I've been a clinical instructor to a few students since graduating myself a few years ago. I enjoy teaching and watching students execute skills they studied prior to arriving at the clinical. Over the past year or so, I've read a few physical therapy blogs and discussed with my coworkers the lack of structure for the clinical experience. Students are usually given a series of items to be assessed, including professionalism, safety, clinical judgment and decision making, as well as other qualities needed to be an entry-level physical therapist.
But beyond that, the bulk of the clinical is determined by the instructor and varies significantly between students as a result. The patients and diagnoses a student may encounter, the pace of work and need for efficiency, as well as the interactions with other health care providers, are not usually requirements of the school or necessary for licensure, but rather generally left to the discretion of the clinical instructor.
While having this extraordinary amount of freedom in a clinical certainly has its benefits, it also has some serious drawbacks. If one student works at a busy outpatient orthopedic clinic, seeing 10-12 patients a day with collaboration between physicians, chiropractors and athletic trainers, while another student in a slower setting is the only therapist on site and sees four to five patients a day -- which student do you think will have more opportunities to practice their skills? Which student would likely become more effective at treating common diagnoses? What happens if a student graduates from physical therapy school without having seen a hip or knee replacement -- two diagnoses common to our practice?
Without a standard of minimum experiences a student must have during a clinical, our profession should not be surprised by the variability between therapists. (I'm not even going to address the lack of screening for therapists to become clinical instructors. Currently, any therapist can be an instructor.

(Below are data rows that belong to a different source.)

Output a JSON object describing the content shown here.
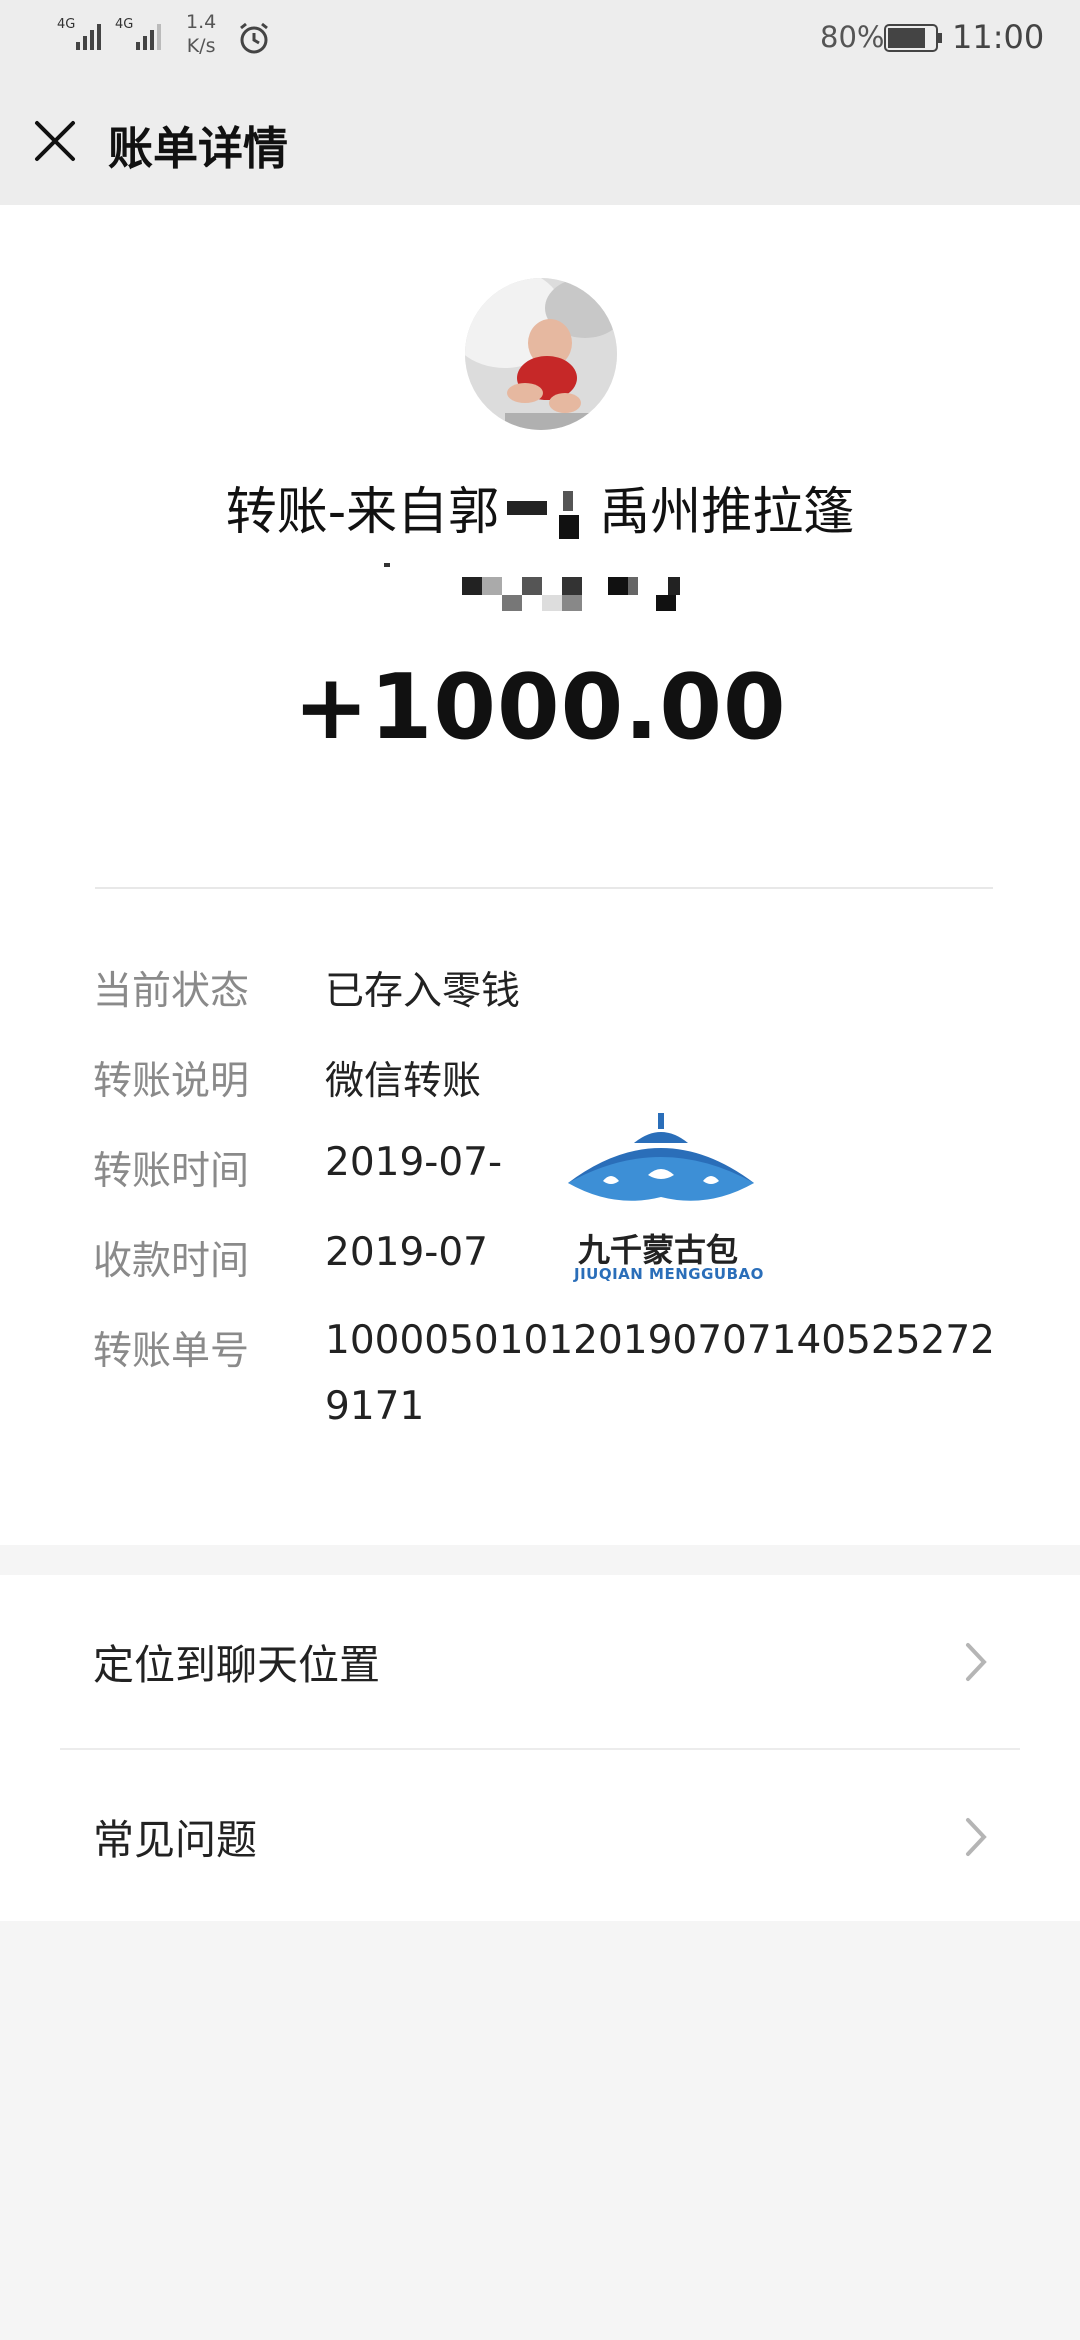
{
  "status_bar": {
    "net1": "4G",
    "net2": "4G",
    "speed_value": "1.4",
    "speed_unit": "K/s",
    "battery_percent": "80%",
    "battery_level": 0.8,
    "time": "11:00"
  },
  "header": {
    "title": "账单详情"
  },
  "transfer": {
    "payer_prefix": "转账-来自郭",
    "payer_suffix": "禹州推拉篷",
    "amount": "+1000.00"
  },
  "details": [
    {
      "label": "当前状态",
      "value": "已存入零钱"
    },
    {
      "label": "转账说明",
      "value": "微信转账"
    },
    {
      "label": "转账时间",
      "value": "2019-07-"
    },
    {
      "label": "收款时间",
      "value": "2019-07"
    },
    {
      "label": "转账单号",
      "value": "1000050101201907071405252729171"
    }
  ],
  "watermark": {
    "text": "九千蒙古包",
    "subtext": "JIUQIAN MENGGUBAO"
  },
  "menu": [
    {
      "label": "定位到聊天位置"
    },
    {
      "label": "常见问题"
    }
  ],
  "colors": {
    "background": "#f5f5f5",
    "header_bg": "#ededed",
    "card_bg": "#ffffff",
    "label_gray": "#8a8a8a",
    "watermark_blue": "#2a6eb9"
  }
}
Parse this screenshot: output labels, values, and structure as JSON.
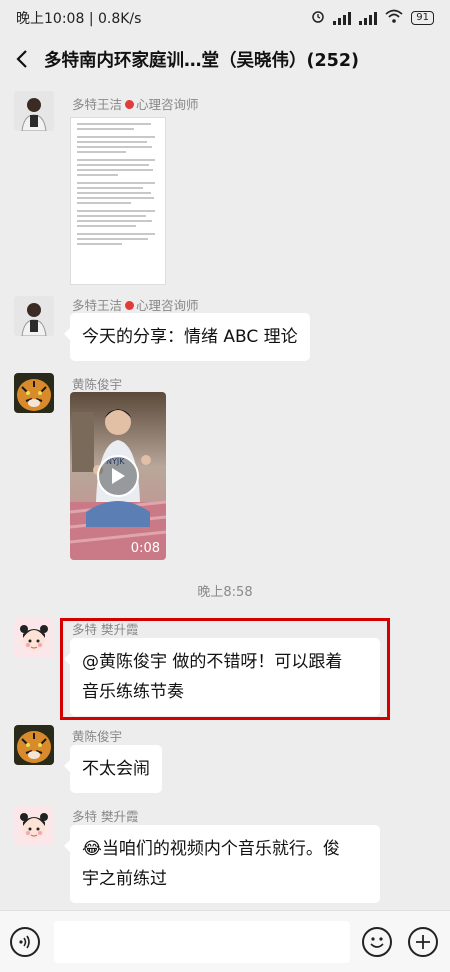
{
  "status_bar": {
    "time": "晚上10:08",
    "speed": "0.8K/s",
    "battery": "91"
  },
  "nav": {
    "title": "多特南内环家庭训…堂（吴晓伟）(252)"
  },
  "messages": [
    {
      "sender": "多特王洁",
      "sender_suffix": "心理咨询师",
      "type": "file"
    },
    {
      "sender": "多特王洁",
      "sender_suffix": "心理咨询师",
      "type": "text",
      "text": "今天的分享：情绪 ABC 理论"
    },
    {
      "sender": "黄陈俊宇",
      "type": "video",
      "duration": "0:08"
    },
    {
      "sender": "多特 樊升霞",
      "type": "text",
      "text_line1": "@黄陈俊宇  做的不错呀！可以跟着",
      "text_line2": "音乐练练节奏"
    },
    {
      "sender": "黄陈俊宇",
      "type": "text",
      "text": "不太会闹"
    },
    {
      "sender": "多特 樊升霞",
      "type": "text",
      "emoji": "😂",
      "text_line1": "当咱们的视频内个音乐就行。俊",
      "text_line2": "宇之前练过"
    }
  ],
  "timestamp": "晚上8:58",
  "input": {
    "placeholder": ""
  },
  "icons": {
    "back": "back-arrow-icon",
    "voice": "voice-icon",
    "emoji": "emoji-icon",
    "add": "plus-icon",
    "play": "play-icon"
  },
  "colors": {
    "background": "#ededed",
    "bubble": "#ffffff",
    "highlight": "#d40000",
    "pin": "#e23b3b"
  }
}
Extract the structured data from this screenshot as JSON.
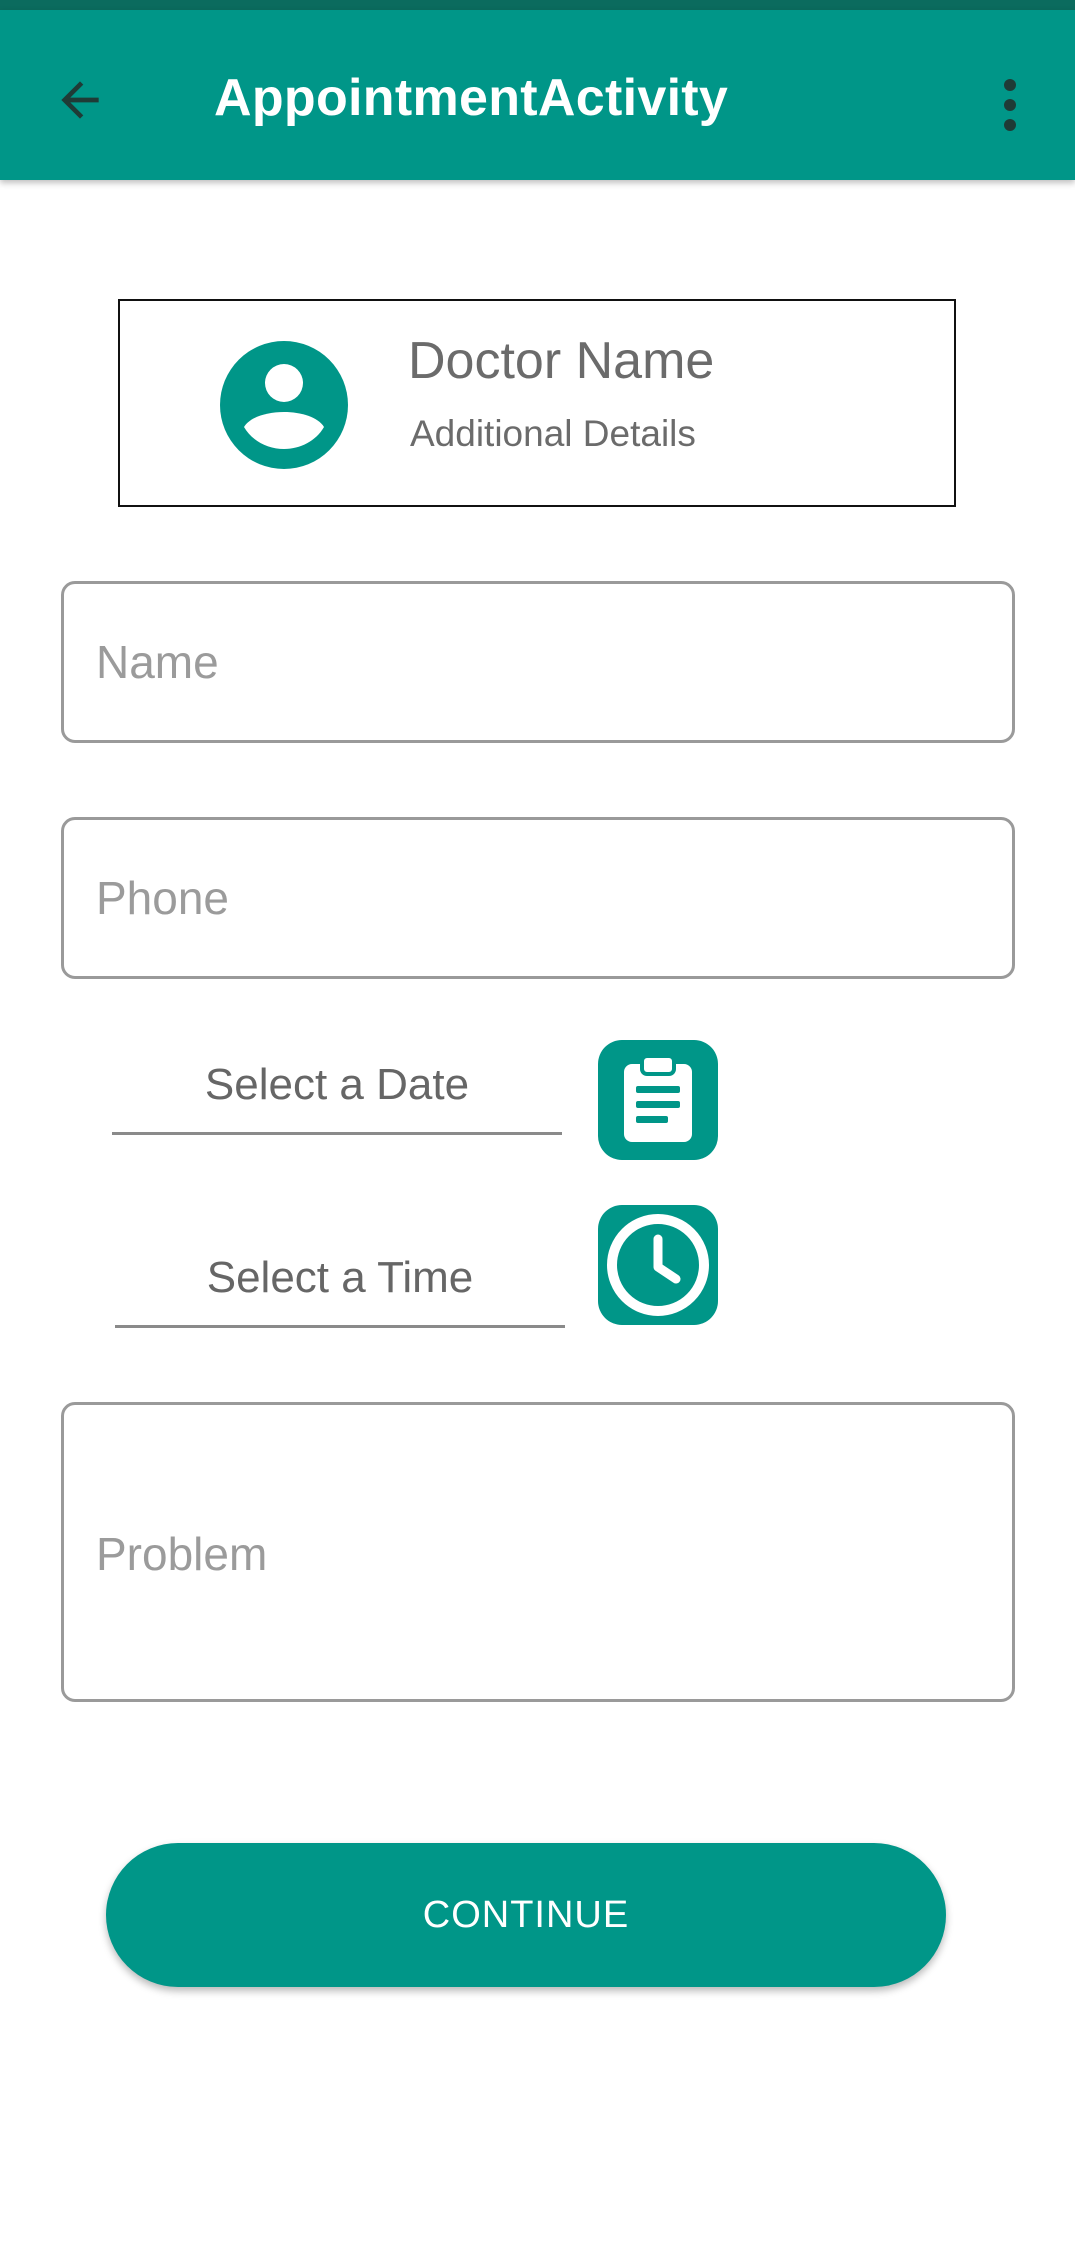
{
  "app_bar": {
    "title": "AppointmentActivity",
    "back_icon": "arrow-back-icon",
    "overflow_icon": "more-vert-icon",
    "background_color": "#009688",
    "status_strip_color": "#0b6b5e"
  },
  "doctor_card": {
    "name": "Doctor Name",
    "details": "Additional Details",
    "avatar_icon": "account-circle-icon"
  },
  "form": {
    "name_placeholder": "Name",
    "phone_placeholder": "Phone",
    "date_label": "Select a Date",
    "date_icon": "clipboard-icon",
    "time_label": "Select a Time",
    "time_icon": "clock-icon",
    "problem_placeholder": "Problem"
  },
  "actions": {
    "continue_label": "CONTINUE"
  },
  "colors": {
    "accent": "#009688",
    "text_secondary": "#6b6b6b",
    "field_border": "#9a9a9a"
  }
}
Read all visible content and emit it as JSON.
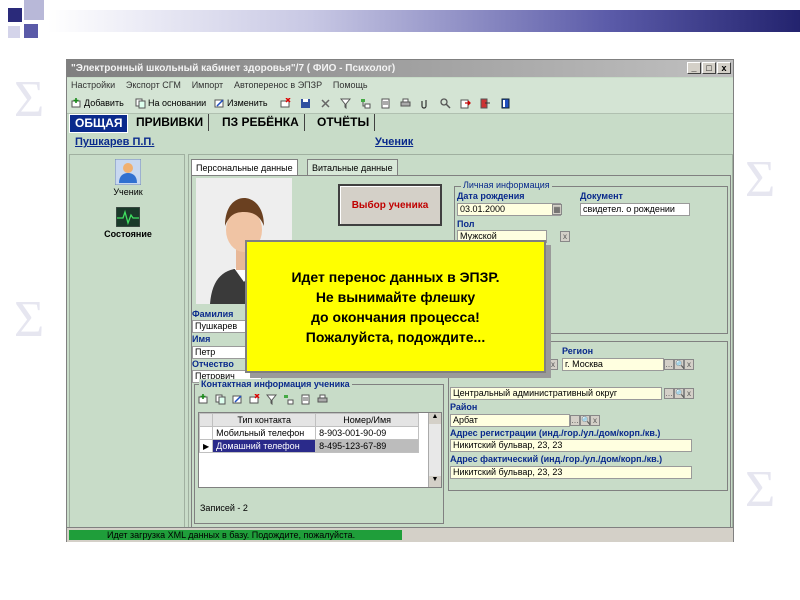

There needs to be minimum criteria or letters of recommendation or some sort of other qualification process to teach students. Bad clinical instructors will only result in poor outcomes for the student).
I've noticed this pattern, or lack of structure, extend beyond the school years of the physical therapy profession. In the few clinics I've interviewed at or worked for, there seem to be inconsistent training schedules for new staff. It is assumed new physical therapists will be able to use all modality equipment, mold orthotics or perform any other "basic" task with no structured checklist.
Why is our profession hesitant, or unable, to develop criteria for clinical experiences as well as for new staff across all physical therapy settings? What do you think about this topic?